Where to Lunch
Looking to lunch? Try visiting acclaimed Japanese sushi master Masaharu Morimoto of “Iron Chef” fame in his dining spot at the Resort. Designed by French architect/artist Thierry Despont, it has four chef stations and seating for 32, with décor inspired by colors of the ocean. Come in via Palm Court for sushi, sashimi and maki, along with soups, salads, hot and cold entrees and specialty beverages.
Afternoon Sweet Tooth
Satisfy an afternoon sweet tooth craving at Serendipity. An outpost of the famed, New York City restaurant Serendipity 3, this hip, family destination offers delights, such as “frrrozen” hot chocolate, deli sandwiches, fresh baked goods, Starbucks coffee, ice cream and grab-and-go items.
Where to Indulge
Bar Luna has debuted “Mangiare,” a new Italian menu featuring artisanal charcuterie selections from Chicago’s West Loop Salumi, Italian-style cured salamis, such as Finocchiona (fennel pollen salame), Chorizo, Coppa, Speck Alta Adige and Prosciutto di San Daniele. “As a child, I spent summers in Italy with my grandparents where I learned the old-world way of making cured meats,” said Salumiere Greg Laketek, who returned to Italy as an adult and trained under the famed Massimo Spigaroli. (Look for a full interview with Greg in the fall issue of Opulence.)
Where to Relax

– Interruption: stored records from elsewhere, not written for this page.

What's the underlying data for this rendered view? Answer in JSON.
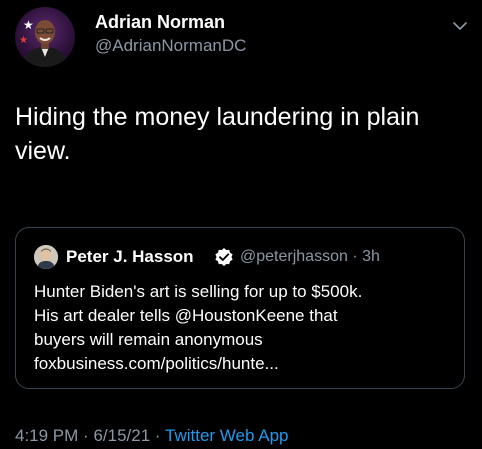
{
  "author": {
    "name": "Adrian Norman",
    "handle": "@AdrianNormanDC"
  },
  "tweet": {
    "text": "Hiding the money laundering in plain view."
  },
  "quoted_tweet": {
    "author_name": "Peter J. Hasson",
    "handle": "@peterjhasson",
    "separator": "·",
    "age": "3h",
    "lines": [
      "Hunter Biden's art is selling for up to $500k.",
      "His art dealer tells @HoustonKeene that",
      "buyers will remain anonymous",
      "foxbusiness.com/politics/hunte..."
    ]
  },
  "meta": {
    "time": "4:19 PM",
    "sep1": "·",
    "date": "6/15/21",
    "sep2": "·",
    "app": "Twitter Web App"
  },
  "icons": {
    "caret": "chevron-down-icon",
    "verified": "verified-badge-icon"
  },
  "colors": {
    "background": "#000000",
    "text": "#ffffff",
    "secondary": "#8b98a5",
    "link": "#1d9bf0",
    "border": "#38444d",
    "verified": "#1d9bf0"
  }
}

Relaxation is job one for many visitors at the Resort. The half-mile stretch of private beach is perfect for catching some rays. Visitors can swim in the Atlantic Ocean or any of the seven pools. If you’re inclined to use the fitness center, treat yourself to a relaxing spa treatment at the Waldorf Astoria Spa. (In order to access the steam room or sauna, you must have a spa treatment booked.)

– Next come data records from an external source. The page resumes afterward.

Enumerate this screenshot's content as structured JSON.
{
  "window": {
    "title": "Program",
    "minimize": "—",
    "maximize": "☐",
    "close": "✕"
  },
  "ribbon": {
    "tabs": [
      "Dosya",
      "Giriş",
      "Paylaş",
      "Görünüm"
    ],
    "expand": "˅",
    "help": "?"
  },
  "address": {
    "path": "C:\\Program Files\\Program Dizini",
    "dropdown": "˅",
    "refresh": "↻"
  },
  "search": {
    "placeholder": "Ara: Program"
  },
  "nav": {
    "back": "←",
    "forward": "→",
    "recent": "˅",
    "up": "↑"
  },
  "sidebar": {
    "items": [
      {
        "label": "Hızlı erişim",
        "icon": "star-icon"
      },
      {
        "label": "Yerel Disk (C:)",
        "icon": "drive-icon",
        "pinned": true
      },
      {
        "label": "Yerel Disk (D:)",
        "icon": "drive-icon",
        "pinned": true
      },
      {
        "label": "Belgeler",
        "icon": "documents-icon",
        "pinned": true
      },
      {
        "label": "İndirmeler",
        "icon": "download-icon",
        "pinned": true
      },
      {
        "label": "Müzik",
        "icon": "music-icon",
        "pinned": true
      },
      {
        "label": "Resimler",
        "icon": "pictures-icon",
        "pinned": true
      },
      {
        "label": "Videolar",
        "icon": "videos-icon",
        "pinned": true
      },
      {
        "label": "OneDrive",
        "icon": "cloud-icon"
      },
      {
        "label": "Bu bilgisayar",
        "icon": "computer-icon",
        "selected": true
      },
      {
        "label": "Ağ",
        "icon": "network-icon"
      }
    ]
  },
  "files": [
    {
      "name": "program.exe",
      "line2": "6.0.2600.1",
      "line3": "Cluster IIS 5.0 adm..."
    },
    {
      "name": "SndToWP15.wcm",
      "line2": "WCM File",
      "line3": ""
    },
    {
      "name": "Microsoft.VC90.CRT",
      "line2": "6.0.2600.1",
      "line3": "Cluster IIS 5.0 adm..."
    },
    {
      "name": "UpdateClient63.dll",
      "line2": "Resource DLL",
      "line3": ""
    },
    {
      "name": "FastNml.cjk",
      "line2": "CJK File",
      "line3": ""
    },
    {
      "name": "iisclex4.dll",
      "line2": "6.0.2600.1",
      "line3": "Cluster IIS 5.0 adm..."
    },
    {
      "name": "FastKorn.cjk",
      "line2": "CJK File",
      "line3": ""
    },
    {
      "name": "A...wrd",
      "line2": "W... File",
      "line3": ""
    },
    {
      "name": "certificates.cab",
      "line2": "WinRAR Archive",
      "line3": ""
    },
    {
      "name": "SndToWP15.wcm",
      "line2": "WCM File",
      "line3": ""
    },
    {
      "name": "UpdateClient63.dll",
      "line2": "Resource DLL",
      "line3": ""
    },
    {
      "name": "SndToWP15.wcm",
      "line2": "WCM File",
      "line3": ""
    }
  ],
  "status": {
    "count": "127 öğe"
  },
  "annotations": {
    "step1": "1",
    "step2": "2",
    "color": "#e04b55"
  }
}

Opulence Magazine Editor-in-Chief Robin Jay offered this assessment after spending time at the Waldorf Astoria Spa: “The ritual bath is an amazing experience that starts in a eucalyptus inhalation room, followed by a glorious soak in a mango-salted drawn bath with velvety mounds of bubbles and a tray with apricot body scrub, loofa and grapefruit sorbet (for eating!). Then it’s on to an invigorating cylindrical Swedish shower with hundreds of horizontal jets, followed by a soak in a single-person climb-down plunge pool and overhead deluge for the shoulders, finishing with a leisurely soak in the candle-lit Jacuzzi. Ahhhhhh!”
Where to Find Dine Tuscan Style

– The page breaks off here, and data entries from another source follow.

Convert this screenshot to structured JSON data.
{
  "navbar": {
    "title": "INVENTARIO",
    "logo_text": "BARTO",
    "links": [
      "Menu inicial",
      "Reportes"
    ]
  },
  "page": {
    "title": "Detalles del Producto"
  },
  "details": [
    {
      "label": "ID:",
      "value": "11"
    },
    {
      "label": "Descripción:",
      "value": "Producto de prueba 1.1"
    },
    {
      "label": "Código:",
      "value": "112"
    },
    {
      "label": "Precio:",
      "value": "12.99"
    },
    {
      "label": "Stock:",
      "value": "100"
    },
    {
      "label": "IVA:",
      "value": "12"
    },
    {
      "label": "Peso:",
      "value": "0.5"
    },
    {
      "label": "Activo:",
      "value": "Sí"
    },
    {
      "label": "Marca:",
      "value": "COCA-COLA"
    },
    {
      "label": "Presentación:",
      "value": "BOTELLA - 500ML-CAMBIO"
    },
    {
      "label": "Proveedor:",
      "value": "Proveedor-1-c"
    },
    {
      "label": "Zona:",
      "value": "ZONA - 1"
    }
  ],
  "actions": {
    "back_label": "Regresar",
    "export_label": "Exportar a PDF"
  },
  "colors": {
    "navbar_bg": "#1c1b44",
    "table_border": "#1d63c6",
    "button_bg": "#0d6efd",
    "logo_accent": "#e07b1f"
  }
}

Whatever is new under the Tuscan sun is likely available at Lucca Trattoria, one of the fine-dining options at the Resort. With its open-arched kitchen, hand-blown Murano chandeliers and creative Tuscan cuisine, this Mediterranean-themed restaurant has an award-winning wine list and menu. At the helm is Chef Adam Pile whose farm-to-table approach to cooking with local ingredients goes back to his childhood in rural Pennsylvania. “I grew up trout fishing, working with my grandparents in the garden, canning foods, picking wild strawberries, shelling beans, trading sweet corn and raising livestock,” he said. “I still have my Grandmother’s handwritten recipes and her Betty Crocker Cookbook. At Lucca, we aim for that same ‘home cooked with love’ feel.” Lucca favorites include Lamb “Osso Bucco,” Veal Scaloppine Marsala, Black Angus strip steak and local Snapper. Wood-grilled pizza is also available.